The letter suggests that “the COVID-19 pandemic provides an opportunity to immediately begin addressing the long-standing issue of overcrowding in places of detention in Thailand. These include prisons as well as immigration detention centres.
With Thailand’s total prison occupancy at over 300% capacity, the implementation of social distancing and other protective measures aimed at ensuring the health and safety of all persons is currently impossible for the 379,190 prisoners (331,405 men and 47,785 women).”
The group are suggesting the release of the following categories of individuals, currently detained for non-serious and/or non-violent offences, should be prioritized:
- Prisoners over the age of 60.
- Sick prisoners, particularly those with underlying medical conditions (such as cardiovascular disease, diabetes, chronic respiratory disease, and cancer).
- Prisoners awaiting trial.
- Prisoners sentenced to terms of up to two years.
- Prisoners with one year or less left to serve.
- Prisoners detained for immigration offences.
- Pregnant women.
- All others detained without sufficient legal basis.

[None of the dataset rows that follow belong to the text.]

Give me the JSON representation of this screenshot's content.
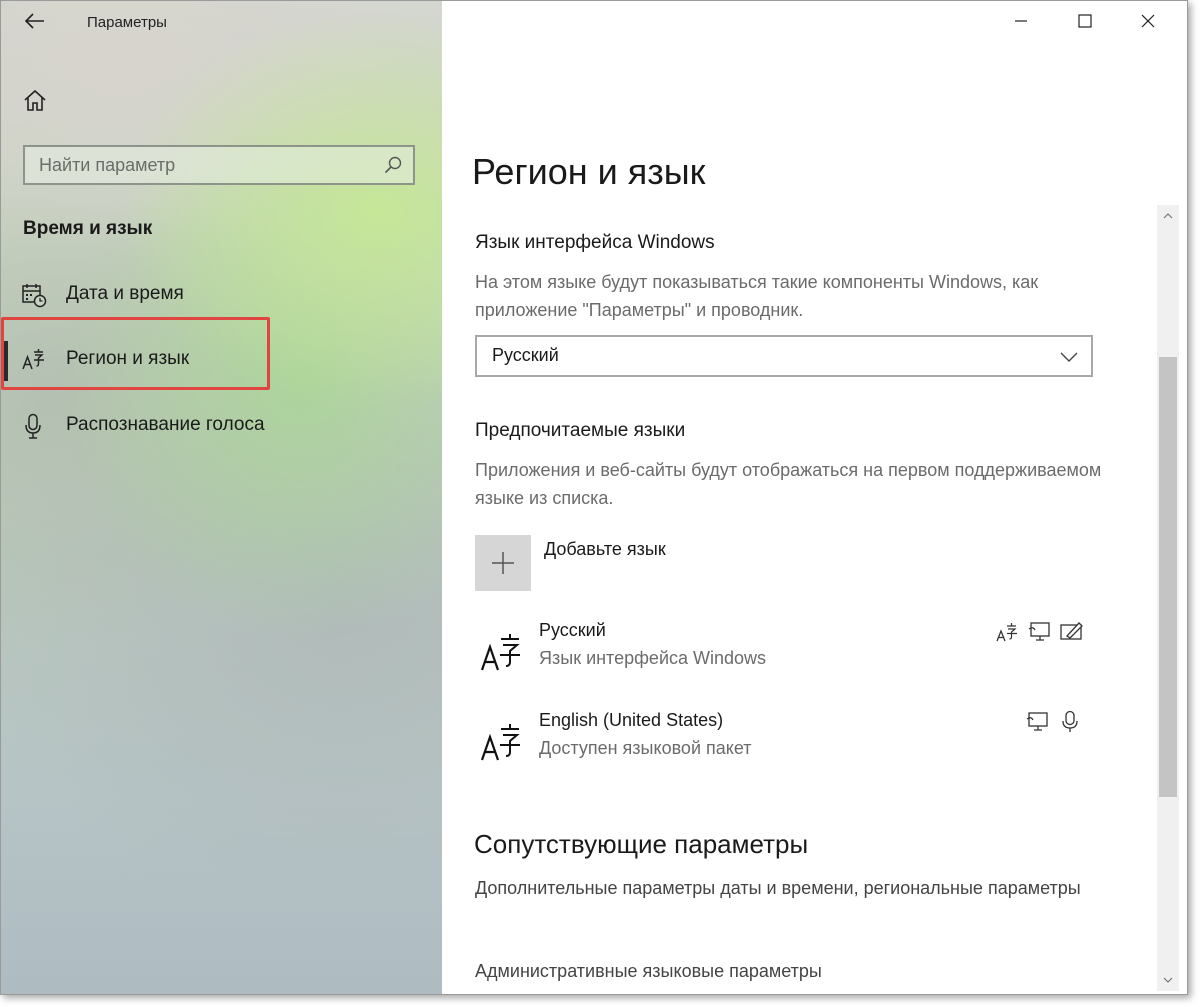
{
  "window": {
    "title": "Параметры",
    "controls": {
      "minimize": "minimize",
      "maximize": "maximize",
      "close": "close"
    }
  },
  "sidebar": {
    "search": {
      "placeholder": "Найти параметр"
    },
    "section_heading": "Время и язык",
    "items": [
      {
        "label": "Дата и время",
        "icon": "calendar-clock-icon",
        "selected": false
      },
      {
        "label": "Регион и язык",
        "icon": "language-icon",
        "selected": true
      },
      {
        "label": "Распознавание голоса",
        "icon": "microphone-icon",
        "selected": false
      }
    ],
    "highlight_color": "#e0463f"
  },
  "main": {
    "title": "Регион и язык",
    "display_language": {
      "heading": "Язык интерфейса Windows",
      "description": "На этом языке будут показываться такие компоненты Windows, как приложение \"Параметры\" и проводник.",
      "selected": "Русский"
    },
    "preferred": {
      "heading": "Предпочитаемые языки",
      "description": "Приложения и веб-сайты будут отображаться на первом поддерживаемом языке из списка.",
      "add_label": "Добавьте язык",
      "languages": [
        {
          "name": "Русский",
          "status": "Язык интерфейса Windows",
          "features": [
            "display-language-icon",
            "text-to-speech-icon",
            "handwriting-icon"
          ]
        },
        {
          "name": "English (United States)",
          "status": "Доступен языковой пакет",
          "features": [
            "text-to-speech-icon",
            "speech-recognition-icon"
          ]
        }
      ]
    },
    "related": {
      "heading": "Сопутствующие параметры",
      "links": [
        "Дополнительные параметры даты и времени, региональные параметры",
        "Административные языковые параметры"
      ]
    }
  }
}
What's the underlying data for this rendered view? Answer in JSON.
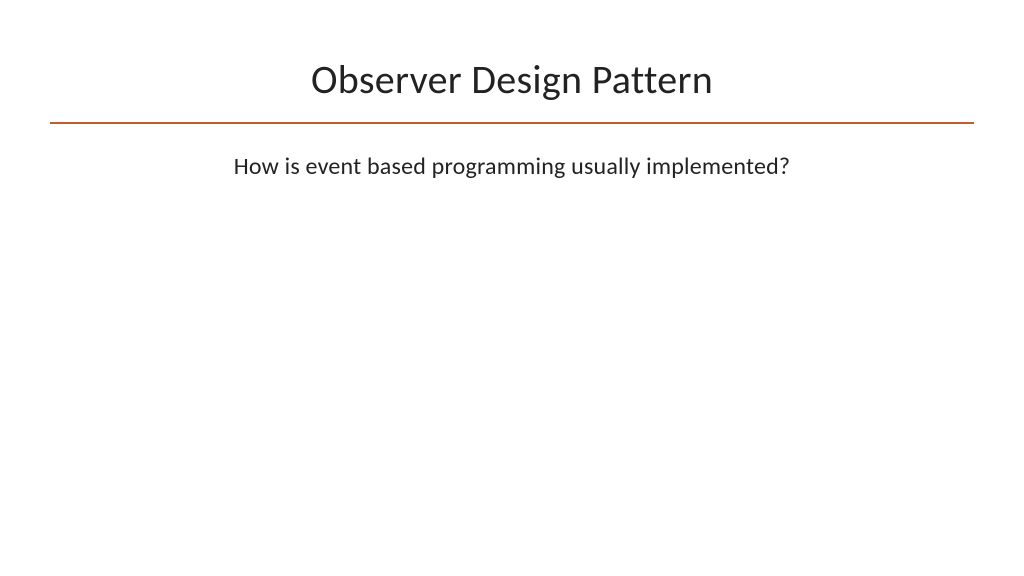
{
  "slide": {
    "title": "Observer Design Pattern",
    "subtitle": "How is event based programming usually implemented?"
  },
  "colors": {
    "accent": "#c55a2b",
    "text": "#222222"
  }
}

Those released from detention facilities should undergo adequate medical screening to ensure they receive, if necessary, proper care and follow-up. They may also be subjected to appropriate non-custodial measures, in line with the principles outlined by the Standard Minimum Rules for Non-custodial Measures (the “Tokyo Rules”).
For those who remain in detention, the Department of Corrections must ensure that conditions conform to international standards, such as the Standard Minimum Rules for the Treatment of Prisoners (the “Nelson Mandela Rules”) and the Rules for the Treatment of Women Prisoners and Non-custodial Measures for Women Offenders (the “Bangkok Rules”).
Protective equipment, such as face masks, clean water, soap, and all other items necessary to maintain personal health, hygiene, and cleanliness, should be made available to all prisoners.
The letter also asks that since all prison visits have been temporarily suspended, that alternative measures for communication between prisoners and family members.
Read the full letter here